Task statement: From the entries below, gather every line containing the string "label".

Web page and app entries

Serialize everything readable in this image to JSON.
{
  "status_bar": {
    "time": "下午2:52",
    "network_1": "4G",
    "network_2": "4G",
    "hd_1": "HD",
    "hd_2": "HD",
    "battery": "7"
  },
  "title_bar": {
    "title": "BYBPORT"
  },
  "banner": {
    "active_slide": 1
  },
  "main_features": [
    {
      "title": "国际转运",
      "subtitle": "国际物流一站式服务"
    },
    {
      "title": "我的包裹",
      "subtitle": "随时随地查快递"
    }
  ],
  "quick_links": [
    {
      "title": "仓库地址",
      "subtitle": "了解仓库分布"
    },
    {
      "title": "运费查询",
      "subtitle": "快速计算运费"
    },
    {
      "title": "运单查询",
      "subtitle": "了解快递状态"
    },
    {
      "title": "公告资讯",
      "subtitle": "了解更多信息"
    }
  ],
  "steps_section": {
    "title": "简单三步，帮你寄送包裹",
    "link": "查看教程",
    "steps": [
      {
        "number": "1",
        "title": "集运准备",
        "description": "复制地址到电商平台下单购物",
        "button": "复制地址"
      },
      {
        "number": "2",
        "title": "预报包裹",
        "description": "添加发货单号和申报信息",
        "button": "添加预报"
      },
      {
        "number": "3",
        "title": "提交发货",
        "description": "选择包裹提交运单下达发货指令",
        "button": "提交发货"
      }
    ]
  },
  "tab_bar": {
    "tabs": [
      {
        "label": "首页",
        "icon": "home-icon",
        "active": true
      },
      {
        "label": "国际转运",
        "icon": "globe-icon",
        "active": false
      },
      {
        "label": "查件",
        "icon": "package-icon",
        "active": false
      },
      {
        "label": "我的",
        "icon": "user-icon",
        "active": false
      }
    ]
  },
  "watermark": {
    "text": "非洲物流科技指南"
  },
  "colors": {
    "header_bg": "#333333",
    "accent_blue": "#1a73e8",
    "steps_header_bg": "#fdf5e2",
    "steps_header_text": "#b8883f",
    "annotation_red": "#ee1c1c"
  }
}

Problem solution:
        "label": "首页",
        "label": "国际转运",
        "label": "查件",
        "label": "我的",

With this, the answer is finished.